DATA TO USE section start
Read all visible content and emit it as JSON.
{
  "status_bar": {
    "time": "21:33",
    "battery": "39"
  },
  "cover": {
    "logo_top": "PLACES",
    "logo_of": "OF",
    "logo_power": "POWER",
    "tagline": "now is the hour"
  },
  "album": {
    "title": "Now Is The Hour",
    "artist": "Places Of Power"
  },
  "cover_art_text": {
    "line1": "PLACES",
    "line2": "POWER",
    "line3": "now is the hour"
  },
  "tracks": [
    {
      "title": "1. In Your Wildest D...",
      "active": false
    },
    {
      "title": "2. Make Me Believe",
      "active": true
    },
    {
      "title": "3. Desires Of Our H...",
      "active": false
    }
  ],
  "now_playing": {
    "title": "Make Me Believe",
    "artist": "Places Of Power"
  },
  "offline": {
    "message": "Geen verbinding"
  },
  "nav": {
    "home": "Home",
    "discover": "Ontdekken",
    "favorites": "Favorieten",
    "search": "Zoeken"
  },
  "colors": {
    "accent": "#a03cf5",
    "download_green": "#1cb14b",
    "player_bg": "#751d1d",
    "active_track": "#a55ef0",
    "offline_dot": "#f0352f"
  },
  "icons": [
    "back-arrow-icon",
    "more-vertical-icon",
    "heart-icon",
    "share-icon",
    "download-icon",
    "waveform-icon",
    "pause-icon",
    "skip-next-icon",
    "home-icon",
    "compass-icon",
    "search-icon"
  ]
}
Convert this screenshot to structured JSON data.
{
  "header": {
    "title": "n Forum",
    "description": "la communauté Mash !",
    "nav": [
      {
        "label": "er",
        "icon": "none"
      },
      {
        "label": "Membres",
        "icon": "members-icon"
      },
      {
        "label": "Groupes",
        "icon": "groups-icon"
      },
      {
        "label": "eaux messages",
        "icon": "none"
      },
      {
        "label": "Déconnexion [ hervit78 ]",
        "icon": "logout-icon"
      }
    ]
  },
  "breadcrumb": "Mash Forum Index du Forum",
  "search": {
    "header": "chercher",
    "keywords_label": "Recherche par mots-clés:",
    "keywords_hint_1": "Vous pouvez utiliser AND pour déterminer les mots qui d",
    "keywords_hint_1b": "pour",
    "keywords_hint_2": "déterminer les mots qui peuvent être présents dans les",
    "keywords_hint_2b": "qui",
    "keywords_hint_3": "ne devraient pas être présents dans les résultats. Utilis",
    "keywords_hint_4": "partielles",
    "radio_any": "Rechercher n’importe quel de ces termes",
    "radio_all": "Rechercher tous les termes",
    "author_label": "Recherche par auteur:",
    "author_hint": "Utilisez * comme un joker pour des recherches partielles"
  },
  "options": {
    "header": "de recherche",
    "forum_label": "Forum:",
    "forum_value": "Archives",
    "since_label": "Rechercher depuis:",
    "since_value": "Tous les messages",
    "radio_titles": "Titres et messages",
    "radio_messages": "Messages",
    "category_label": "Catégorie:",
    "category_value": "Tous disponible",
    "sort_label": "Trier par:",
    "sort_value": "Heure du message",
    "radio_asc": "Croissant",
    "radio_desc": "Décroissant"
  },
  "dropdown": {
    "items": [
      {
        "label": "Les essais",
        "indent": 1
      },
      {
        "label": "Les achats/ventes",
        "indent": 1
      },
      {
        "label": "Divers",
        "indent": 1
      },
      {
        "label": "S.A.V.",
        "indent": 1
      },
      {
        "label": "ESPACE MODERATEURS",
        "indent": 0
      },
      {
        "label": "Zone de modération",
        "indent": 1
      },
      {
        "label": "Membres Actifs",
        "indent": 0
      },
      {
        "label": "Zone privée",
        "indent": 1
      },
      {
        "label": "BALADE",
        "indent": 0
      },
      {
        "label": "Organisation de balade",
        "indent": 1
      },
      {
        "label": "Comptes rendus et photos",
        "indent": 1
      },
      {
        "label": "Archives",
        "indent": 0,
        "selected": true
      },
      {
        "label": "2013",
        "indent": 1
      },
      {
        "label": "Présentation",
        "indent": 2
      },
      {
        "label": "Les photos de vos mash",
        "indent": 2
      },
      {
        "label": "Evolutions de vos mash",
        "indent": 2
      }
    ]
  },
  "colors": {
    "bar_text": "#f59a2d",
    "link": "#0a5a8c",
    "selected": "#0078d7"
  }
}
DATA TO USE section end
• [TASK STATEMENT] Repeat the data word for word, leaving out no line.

• [EXERCISE ANSWER]
Read all visible content and emit it as JSON.
{
  "status_bar": {
    "time": "21:33",
    "battery": "39"
  },
  "cover": {
    "logo_top": "PLACES",
    "logo_of": "OF",
    "logo_power": "POWER",
    "tagline": "now is the hour"
  },
  "album": {
    "title": "Now Is The Hour",
    "artist": "Places Of Power"
  },
  "cover_art_text": {
    "line1": "PLACES",
    "line2": "POWER",
    "line3": "now is the hour"
  },
  "tracks": [
    {
      "title": "1. In Your Wildest D...",
      "active": false
    },
    {
      "title": "2. Make Me Believe",
      "active": true
    },
    {
      "title": "3. Desires Of Our H...",
      "active": false
    }
  ],
  "now_playing": {
    "title": "Make Me Believe",
    "artist": "Places Of Power"
  },
  "offline": {
    "message": "Geen verbinding"
  },
  "nav": {
    "home": "Home",
    "discover": "Ontdekken",
    "favorites": "Favorieten",
    "search": "Zoeken"
  },
  "colors": {
    "accent": "#a03cf5",
    "download_green": "#1cb14b",
    "player_bg": "#751d1d",
    "active_track": "#a55ef0",
    "offline_dot": "#f0352f"
  },
  "icons": [
    "back-arrow-icon",
    "more-vertical-icon",
    "heart-icon",
    "share-icon",
    "download-icon",
    "waveform-icon",
    "pause-icon",
    "skip-next-icon",
    "home-icon",
    "compass-icon",
    "search-icon"
  ]
}
Convert this screenshot to structured JSON data.
{
  "header": {
    "title": "n Forum",
    "description": "la communauté Mash !",
    "nav": [
      {
        "label": "er",
        "icon": "none"
      },
      {
        "label": "Membres",
        "icon": "members-icon"
      },
      {
        "label": "Groupes",
        "icon": "groups-icon"
      },
      {
        "label": "eaux messages",
        "icon": "none"
      },
      {
        "label": "Déconnexion [ hervit78 ]",
        "icon": "logout-icon"
      }
    ]
  },
  "breadcrumb": "Mash Forum Index du Forum",
  "search": {
    "header": "chercher",
    "keywords_label": "Recherche par mots-clés:",
    "keywords_hint_1": "Vous pouvez utiliser AND pour déterminer les mots qui d",
    "keywords_hint_1b": "pour",
    "keywords_hint_2": "déterminer les mots qui peuvent être présents dans les",
    "keywords_hint_2b": "qui",
    "keywords_hint_3": "ne devraient pas être présents dans les résultats. Utilis",
    "keywords_hint_4": "partielles",
    "radio_any": "Rechercher n’importe quel de ces termes",
    "radio_all": "Rechercher tous les termes",
    "author_label": "Recherche par auteur:",
    "author_hint": "Utilisez * comme un joker pour des recherches partielles"
  },
  "options": {
    "header": "de recherche",
    "forum_label": "Forum:",
    "forum_value": "Archives",
    "since_label": "Rechercher depuis:",
    "since_value": "Tous les messages",
    "radio_titles": "Titres et messages",
    "radio_messages": "Messages",
    "category_label": "Catégorie:",
    "category_value": "Tous disponible",
    "sort_label": "Trier par:",
    "sort_value": "Heure du message",
    "radio_asc": "Croissant",
    "radio_desc": "Décroissant"
  },
  "dropdown": {
    "items": [
      {
        "label": "Les essais",
        "indent": 1
      },
      {
        "label": "Les achats/ventes",
        "indent": 1
      },
      {
        "label": "Divers",
        "indent": 1
      },
      {
        "label": "S.A.V.",
        "indent": 1
      },
      {
        "label": "ESPACE MODERATEURS",
        "indent": 0
      },
      {
        "label": "Zone de modération",
        "indent": 1
      },
      {
        "label": "Membres Actifs",
        "indent": 0
      },
      {
        "label": "Zone privée",
        "indent": 1
      },
      {
        "label": "BALADE",
        "indent": 0
      },
      {
        "label": "Organisation de balade",
        "indent": 1
      },
      {
        "label": "Comptes rendus et photos",
        "indent": 1
      },
      {
        "label": "Archives",
        "indent": 0,
        "selected": true
      },
      {
        "label": "2013",
        "indent": 1
      },
      {
        "label": "Présentation",
        "indent": 2
      },
      {
        "label": "Les photos de vos mash",
        "indent": 2
      },
      {
        "label": "Evolutions de vos mash",
        "indent": 2
      }
    ]
  },
  "colors": {
    "bar_text": "#f59a2d",
    "link": "#0a5a8c",
    "selected": "#0078d7"
  }
}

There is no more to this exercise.